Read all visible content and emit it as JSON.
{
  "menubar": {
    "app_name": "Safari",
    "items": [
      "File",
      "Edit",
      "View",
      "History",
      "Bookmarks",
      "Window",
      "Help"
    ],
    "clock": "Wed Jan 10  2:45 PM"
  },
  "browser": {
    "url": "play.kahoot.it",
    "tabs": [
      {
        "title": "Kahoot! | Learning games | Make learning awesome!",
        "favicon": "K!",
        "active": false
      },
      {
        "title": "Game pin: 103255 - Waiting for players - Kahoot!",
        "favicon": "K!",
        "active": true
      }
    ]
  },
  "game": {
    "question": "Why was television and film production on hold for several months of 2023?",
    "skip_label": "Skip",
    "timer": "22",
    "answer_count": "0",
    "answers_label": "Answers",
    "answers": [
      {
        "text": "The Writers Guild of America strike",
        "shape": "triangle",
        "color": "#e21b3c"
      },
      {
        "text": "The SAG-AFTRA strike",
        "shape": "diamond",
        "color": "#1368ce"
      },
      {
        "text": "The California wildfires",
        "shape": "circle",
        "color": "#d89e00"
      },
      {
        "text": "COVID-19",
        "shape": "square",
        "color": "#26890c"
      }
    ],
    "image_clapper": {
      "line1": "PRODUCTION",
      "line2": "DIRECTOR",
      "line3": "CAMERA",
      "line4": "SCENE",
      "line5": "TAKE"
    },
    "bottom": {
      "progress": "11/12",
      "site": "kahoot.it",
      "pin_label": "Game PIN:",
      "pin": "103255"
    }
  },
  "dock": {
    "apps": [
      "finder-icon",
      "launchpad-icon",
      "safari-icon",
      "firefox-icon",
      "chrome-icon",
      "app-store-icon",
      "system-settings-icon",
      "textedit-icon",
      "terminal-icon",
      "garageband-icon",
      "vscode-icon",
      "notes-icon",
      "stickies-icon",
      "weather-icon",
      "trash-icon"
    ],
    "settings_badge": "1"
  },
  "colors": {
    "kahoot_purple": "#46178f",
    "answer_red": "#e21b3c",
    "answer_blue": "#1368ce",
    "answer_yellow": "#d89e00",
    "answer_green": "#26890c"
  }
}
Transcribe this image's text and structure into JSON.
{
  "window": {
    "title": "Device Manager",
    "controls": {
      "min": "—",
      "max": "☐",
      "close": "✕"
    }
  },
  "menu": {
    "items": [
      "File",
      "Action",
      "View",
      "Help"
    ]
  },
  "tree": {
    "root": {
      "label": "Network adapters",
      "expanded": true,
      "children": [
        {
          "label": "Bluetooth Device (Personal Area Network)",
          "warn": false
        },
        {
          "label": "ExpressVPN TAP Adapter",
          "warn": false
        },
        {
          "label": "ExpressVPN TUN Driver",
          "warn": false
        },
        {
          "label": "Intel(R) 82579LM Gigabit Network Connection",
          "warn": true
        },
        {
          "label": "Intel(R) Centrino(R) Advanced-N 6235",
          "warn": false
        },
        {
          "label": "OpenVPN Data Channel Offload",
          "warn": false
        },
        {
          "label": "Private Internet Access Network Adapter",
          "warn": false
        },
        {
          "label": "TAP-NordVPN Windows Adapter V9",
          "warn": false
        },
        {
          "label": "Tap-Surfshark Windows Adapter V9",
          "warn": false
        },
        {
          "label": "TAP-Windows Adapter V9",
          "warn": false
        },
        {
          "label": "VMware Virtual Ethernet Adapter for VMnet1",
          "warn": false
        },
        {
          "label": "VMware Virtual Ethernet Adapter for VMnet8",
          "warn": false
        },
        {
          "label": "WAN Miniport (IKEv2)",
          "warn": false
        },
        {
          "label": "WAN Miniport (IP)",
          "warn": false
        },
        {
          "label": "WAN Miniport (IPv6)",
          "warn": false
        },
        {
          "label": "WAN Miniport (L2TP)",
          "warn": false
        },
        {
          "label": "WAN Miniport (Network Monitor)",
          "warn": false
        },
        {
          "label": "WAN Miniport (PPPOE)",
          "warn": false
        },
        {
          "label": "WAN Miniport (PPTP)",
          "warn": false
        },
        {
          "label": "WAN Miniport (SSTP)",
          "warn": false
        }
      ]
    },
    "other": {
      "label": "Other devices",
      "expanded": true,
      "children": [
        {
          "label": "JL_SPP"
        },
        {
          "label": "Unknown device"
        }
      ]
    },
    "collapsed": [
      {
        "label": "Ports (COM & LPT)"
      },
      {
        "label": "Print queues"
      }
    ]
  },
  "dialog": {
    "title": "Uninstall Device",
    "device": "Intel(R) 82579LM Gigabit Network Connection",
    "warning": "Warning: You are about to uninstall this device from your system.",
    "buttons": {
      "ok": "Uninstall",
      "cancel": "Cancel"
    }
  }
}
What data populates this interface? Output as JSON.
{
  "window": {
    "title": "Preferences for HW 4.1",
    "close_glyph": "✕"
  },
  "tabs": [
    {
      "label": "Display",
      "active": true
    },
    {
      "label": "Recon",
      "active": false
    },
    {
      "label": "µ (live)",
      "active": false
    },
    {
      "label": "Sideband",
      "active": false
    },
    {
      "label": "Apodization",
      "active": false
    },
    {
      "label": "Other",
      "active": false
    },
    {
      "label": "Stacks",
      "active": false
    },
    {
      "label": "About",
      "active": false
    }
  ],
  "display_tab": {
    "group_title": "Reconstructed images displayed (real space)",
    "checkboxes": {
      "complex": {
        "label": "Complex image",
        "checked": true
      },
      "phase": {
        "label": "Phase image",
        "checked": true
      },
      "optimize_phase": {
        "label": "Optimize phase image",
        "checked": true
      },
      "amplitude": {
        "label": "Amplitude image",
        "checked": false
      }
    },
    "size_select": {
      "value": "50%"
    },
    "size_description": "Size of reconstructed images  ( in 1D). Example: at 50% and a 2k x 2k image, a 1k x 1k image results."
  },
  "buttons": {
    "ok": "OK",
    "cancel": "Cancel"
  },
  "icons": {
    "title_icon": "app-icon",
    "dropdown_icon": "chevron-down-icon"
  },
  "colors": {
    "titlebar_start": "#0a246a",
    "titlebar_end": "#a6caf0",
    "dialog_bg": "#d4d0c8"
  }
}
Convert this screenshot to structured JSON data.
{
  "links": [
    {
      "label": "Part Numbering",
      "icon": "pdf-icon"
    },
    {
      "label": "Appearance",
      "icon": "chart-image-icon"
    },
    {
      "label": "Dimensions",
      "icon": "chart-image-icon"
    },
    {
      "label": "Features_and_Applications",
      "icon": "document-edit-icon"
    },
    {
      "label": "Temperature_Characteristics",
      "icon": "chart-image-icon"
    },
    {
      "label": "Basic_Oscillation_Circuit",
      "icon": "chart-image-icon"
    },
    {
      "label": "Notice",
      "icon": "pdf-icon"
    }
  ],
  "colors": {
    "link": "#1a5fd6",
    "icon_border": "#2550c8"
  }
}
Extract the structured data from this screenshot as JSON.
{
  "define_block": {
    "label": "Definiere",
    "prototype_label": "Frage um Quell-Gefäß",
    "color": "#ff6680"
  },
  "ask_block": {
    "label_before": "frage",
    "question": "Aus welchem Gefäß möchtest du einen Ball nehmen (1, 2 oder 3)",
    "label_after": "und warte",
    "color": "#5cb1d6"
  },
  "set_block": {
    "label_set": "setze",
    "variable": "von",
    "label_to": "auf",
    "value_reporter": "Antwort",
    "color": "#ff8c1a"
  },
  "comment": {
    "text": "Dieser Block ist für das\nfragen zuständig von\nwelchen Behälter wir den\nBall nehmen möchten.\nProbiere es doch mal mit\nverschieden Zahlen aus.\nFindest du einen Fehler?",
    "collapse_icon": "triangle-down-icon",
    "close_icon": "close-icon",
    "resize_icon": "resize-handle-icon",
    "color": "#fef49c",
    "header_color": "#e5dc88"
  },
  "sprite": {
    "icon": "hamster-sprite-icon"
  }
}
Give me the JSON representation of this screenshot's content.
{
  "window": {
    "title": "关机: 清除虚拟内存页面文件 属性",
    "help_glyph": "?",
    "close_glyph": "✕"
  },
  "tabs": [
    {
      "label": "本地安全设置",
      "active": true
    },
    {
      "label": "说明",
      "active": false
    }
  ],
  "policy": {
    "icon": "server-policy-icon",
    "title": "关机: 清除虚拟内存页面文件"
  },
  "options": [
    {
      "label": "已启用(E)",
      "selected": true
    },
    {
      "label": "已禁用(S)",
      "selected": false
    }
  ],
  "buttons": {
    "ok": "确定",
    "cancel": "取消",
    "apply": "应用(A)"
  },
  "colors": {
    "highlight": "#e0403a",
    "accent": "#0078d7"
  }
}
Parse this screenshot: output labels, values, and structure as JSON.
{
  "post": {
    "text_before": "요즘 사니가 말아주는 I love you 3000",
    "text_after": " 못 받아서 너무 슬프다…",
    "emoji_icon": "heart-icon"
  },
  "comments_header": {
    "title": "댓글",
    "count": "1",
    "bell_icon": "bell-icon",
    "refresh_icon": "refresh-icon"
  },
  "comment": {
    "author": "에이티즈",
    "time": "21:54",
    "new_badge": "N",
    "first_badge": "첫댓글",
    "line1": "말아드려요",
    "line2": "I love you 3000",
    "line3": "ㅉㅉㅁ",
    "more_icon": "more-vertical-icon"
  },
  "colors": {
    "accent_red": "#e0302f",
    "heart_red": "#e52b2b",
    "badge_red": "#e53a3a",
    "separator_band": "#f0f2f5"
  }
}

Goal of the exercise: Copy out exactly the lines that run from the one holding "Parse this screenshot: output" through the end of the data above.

Completed task:
Parse this screenshot: output labels, values, and structure as JSON.
{
  "post": {
    "text_before": "요즘 사니가 말아주는 I love you 3000",
    "text_after": " 못 받아서 너무 슬프다…",
    "emoji_icon": "heart-icon"
  },
  "comments_header": {
    "title": "댓글",
    "count": "1",
    "bell_icon": "bell-icon",
    "refresh_icon": "refresh-icon"
  },
  "comment": {
    "author": "에이티즈",
    "time": "21:54",
    "new_badge": "N",
    "first_badge": "첫댓글",
    "line1": "말아드려요",
    "line2": "I love you 3000",
    "line3": "ㅉㅉㅁ",
    "more_icon": "more-vertical-icon"
  },
  "colors": {
    "accent_red": "#e0302f",
    "heart_red": "#e52b2b",
    "badge_red": "#e53a3a",
    "separator_band": "#f0f2f5"
  }
}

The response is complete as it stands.